WORK TASK: Work out how many lines below contain the word "status". Only the number is wanted.

++++++

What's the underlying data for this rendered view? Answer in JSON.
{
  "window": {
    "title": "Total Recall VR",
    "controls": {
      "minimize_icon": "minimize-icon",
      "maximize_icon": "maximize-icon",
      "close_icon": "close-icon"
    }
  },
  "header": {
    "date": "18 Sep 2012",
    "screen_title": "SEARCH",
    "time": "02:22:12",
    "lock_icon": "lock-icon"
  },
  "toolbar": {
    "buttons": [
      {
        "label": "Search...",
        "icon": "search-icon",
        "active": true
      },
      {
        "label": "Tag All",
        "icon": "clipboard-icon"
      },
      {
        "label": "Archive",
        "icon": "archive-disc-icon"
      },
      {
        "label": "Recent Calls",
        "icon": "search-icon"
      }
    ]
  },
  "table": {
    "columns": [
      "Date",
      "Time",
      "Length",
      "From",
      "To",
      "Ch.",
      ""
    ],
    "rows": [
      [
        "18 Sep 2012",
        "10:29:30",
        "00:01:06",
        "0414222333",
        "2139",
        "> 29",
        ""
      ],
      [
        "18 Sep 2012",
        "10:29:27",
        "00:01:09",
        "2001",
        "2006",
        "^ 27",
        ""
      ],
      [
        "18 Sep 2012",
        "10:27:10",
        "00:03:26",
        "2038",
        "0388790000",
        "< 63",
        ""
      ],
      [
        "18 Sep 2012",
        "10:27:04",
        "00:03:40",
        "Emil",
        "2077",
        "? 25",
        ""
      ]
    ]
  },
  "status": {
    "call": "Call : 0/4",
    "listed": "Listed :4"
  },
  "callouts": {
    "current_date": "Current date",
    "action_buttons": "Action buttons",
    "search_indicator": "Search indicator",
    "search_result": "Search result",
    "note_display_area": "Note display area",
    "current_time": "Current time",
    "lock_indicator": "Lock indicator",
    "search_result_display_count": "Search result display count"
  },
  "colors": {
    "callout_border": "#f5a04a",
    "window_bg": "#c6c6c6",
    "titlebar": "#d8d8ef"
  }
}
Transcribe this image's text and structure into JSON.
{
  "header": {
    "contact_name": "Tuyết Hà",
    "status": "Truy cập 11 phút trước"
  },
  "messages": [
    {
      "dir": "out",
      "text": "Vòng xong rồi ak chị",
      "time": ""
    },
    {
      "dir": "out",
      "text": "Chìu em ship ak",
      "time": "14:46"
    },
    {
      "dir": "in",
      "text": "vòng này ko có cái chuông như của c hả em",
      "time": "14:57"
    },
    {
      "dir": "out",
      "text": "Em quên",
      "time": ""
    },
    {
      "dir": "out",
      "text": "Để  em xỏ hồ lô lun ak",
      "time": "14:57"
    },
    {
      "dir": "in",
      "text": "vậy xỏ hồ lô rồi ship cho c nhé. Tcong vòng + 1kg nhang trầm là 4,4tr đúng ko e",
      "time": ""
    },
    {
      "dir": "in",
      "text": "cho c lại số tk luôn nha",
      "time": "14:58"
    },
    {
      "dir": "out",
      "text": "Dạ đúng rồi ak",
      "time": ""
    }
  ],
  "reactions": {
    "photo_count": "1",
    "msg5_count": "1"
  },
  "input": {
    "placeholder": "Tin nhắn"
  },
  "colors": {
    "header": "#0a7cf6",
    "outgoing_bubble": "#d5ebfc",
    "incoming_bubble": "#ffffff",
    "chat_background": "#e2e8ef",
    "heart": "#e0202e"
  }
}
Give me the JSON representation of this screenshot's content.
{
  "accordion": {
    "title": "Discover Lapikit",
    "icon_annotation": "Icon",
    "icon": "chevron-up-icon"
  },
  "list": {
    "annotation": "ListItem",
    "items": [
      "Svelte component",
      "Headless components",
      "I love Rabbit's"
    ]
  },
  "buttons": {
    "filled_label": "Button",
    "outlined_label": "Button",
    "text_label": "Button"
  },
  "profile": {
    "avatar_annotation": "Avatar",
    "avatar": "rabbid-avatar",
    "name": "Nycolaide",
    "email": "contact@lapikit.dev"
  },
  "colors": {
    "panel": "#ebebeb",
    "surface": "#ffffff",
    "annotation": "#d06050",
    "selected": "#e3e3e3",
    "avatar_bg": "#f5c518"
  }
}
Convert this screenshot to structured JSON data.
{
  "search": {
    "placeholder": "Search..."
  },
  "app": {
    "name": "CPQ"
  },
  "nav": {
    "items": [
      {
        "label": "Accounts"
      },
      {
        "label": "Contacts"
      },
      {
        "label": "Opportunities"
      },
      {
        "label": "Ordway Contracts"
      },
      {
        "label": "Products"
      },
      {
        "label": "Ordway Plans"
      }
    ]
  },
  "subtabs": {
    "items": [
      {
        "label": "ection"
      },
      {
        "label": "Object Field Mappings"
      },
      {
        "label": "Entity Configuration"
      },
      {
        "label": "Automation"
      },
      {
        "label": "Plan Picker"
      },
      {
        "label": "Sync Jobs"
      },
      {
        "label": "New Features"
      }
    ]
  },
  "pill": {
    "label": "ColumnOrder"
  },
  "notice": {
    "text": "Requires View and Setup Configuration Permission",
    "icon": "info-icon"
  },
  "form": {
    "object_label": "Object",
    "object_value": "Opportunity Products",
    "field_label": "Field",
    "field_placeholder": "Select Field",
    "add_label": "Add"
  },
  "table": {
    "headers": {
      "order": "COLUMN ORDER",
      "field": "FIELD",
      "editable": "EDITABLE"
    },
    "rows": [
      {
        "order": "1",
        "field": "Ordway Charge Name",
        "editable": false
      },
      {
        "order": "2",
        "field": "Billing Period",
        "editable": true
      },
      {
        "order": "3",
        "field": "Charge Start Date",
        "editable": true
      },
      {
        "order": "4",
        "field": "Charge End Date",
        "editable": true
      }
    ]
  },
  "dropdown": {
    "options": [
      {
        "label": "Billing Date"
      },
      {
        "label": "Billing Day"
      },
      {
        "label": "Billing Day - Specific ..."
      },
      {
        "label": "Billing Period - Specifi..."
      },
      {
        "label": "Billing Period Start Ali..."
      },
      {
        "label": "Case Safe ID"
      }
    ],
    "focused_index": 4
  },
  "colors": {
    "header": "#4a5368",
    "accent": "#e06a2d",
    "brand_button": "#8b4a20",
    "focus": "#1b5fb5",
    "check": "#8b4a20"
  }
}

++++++

ANSWER BELOW: 2